[Entries from a dataset of interfaces]
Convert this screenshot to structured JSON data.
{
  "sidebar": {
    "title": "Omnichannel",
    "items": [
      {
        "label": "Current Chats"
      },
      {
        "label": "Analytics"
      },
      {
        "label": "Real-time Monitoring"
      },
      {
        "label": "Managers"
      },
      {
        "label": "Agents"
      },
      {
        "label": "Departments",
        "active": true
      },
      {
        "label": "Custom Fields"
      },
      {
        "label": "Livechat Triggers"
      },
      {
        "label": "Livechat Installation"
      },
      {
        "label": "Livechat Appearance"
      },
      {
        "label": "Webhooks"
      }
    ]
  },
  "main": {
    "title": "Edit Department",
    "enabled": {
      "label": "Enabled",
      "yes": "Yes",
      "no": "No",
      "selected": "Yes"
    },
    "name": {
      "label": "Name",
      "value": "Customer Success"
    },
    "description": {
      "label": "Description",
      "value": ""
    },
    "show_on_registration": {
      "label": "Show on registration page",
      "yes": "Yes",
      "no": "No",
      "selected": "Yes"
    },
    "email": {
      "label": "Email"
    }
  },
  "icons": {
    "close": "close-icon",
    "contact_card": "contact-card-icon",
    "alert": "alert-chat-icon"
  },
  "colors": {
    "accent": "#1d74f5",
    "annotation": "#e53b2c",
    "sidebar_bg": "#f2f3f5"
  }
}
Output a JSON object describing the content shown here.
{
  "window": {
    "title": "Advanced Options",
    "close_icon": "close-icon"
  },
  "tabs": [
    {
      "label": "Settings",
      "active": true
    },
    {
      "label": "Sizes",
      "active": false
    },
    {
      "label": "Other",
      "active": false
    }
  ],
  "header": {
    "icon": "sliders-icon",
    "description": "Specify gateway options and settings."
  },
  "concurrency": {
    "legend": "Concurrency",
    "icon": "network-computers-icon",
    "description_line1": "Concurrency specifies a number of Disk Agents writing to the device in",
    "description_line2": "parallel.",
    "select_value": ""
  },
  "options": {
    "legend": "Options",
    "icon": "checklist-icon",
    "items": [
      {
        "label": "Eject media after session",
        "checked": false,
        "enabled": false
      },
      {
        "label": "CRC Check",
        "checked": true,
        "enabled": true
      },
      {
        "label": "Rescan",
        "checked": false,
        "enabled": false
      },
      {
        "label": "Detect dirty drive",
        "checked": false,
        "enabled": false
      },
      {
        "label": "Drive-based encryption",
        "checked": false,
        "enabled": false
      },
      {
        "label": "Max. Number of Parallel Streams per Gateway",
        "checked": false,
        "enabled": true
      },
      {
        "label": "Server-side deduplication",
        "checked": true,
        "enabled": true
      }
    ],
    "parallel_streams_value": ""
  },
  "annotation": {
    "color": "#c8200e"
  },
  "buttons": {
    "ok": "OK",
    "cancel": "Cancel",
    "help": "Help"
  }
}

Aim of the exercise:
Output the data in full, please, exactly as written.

Finished task:
Convert this screenshot to structured JSON data.
{
  "sidebar": {
    "title": "Omnichannel",
    "items": [
      {
        "label": "Current Chats"
      },
      {
        "label": "Analytics"
      },
      {
        "label": "Real-time Monitoring"
      },
      {
        "label": "Managers"
      },
      {
        "label": "Agents"
      },
      {
        "label": "Departments",
        "active": true
      },
      {
        "label": "Custom Fields"
      },
      {
        "label": "Livechat Triggers"
      },
      {
        "label": "Livechat Installation"
      },
      {
        "label": "Livechat Appearance"
      },
      {
        "label": "Webhooks"
      }
    ]
  },
  "main": {
    "title": "Edit Department",
    "enabled": {
      "label": "Enabled",
      "yes": "Yes",
      "no": "No",
      "selected": "Yes"
    },
    "name": {
      "label": "Name",
      "value": "Customer Success"
    },
    "description": {
      "label": "Description",
      "value": ""
    },
    "show_on_registration": {
      "label": "Show on registration page",
      "yes": "Yes",
      "no": "No",
      "selected": "Yes"
    },
    "email": {
      "label": "Email"
    }
  },
  "icons": {
    "close": "close-icon",
    "contact_card": "contact-card-icon",
    "alert": "alert-chat-icon"
  },
  "colors": {
    "accent": "#1d74f5",
    "annotation": "#e53b2c",
    "sidebar_bg": "#f2f3f5"
  }
}
Output a JSON object describing the content shown here.
{
  "window": {
    "title": "Advanced Options",
    "close_icon": "close-icon"
  },
  "tabs": [
    {
      "label": "Settings",
      "active": true
    },
    {
      "label": "Sizes",
      "active": false
    },
    {
      "label": "Other",
      "active": false
    }
  ],
  "header": {
    "icon": "sliders-icon",
    "description": "Specify gateway options and settings."
  },
  "concurrency": {
    "legend": "Concurrency",
    "icon": "network-computers-icon",
    "description_line1": "Concurrency specifies a number of Disk Agents writing to the device in",
    "description_line2": "parallel.",
    "select_value": ""
  },
  "options": {
    "legend": "Options",
    "icon": "checklist-icon",
    "items": [
      {
        "label": "Eject media after session",
        "checked": false,
        "enabled": false
      },
      {
        "label": "CRC Check",
        "checked": true,
        "enabled": true
      },
      {
        "label": "Rescan",
        "checked": false,
        "enabled": false
      },
      {
        "label": "Detect dirty drive",
        "checked": false,
        "enabled": false
      },
      {
        "label": "Drive-based encryption",
        "checked": false,
        "enabled": false
      },
      {
        "label": "Max. Number of Parallel Streams per Gateway",
        "checked": false,
        "enabled": true
      },
      {
        "label": "Server-side deduplication",
        "checked": true,
        "enabled": true
      }
    ],
    "parallel_streams_value": ""
  },
  "annotation": {
    "color": "#c8200e"
  },
  "buttons": {
    "ok": "OK",
    "cancel": "Cancel",
    "help": "Help"
  }
}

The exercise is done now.